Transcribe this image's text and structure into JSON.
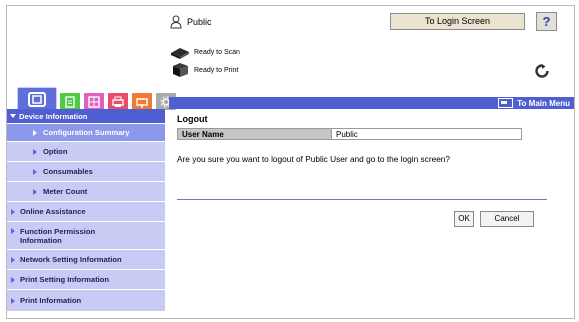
{
  "header": {
    "user_name": "Public",
    "login_button": "To Login Screen",
    "help_label": "?",
    "user_icon": "user-icon",
    "refresh_icon": "refresh-icon"
  },
  "status": {
    "scan": "Ready to Scan",
    "print": "Ready to Print"
  },
  "tabs": [
    {
      "icon": "device-information-icon"
    },
    {
      "icon": "document-box-icon"
    },
    {
      "icon": "job-icon"
    },
    {
      "icon": "print-icon"
    },
    {
      "icon": "fax-icon"
    },
    {
      "icon": "settings-icon"
    }
  ],
  "to_main_menu": "To Main Menu",
  "sidebar": {
    "items": [
      {
        "label": "Device Information"
      },
      {
        "label": "Configuration Summary"
      },
      {
        "label": "Option"
      },
      {
        "label": "Consumables"
      },
      {
        "label": "Meter Count"
      },
      {
        "label": "Online Assistance"
      },
      {
        "label": "Function Permission Information"
      },
      {
        "label": "Network Setting Information"
      },
      {
        "label": "Print Setting Information"
      },
      {
        "label": "Print Information"
      }
    ]
  },
  "main": {
    "title": "Logout",
    "user_name_label": "User Name",
    "user_name_value": "Public",
    "question": "Are you sure you want to logout of Public User and go to the login screen?",
    "ok_label": "OK",
    "cancel_label": "Cancel"
  },
  "colors": {
    "accent": "#4f5fd1",
    "sidebar_bg": "#c9cbf4",
    "sidebar_active": "#8d98ea"
  }
}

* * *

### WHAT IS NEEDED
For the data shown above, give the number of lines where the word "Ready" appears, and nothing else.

### ANSWER TO THE PROBLEM
2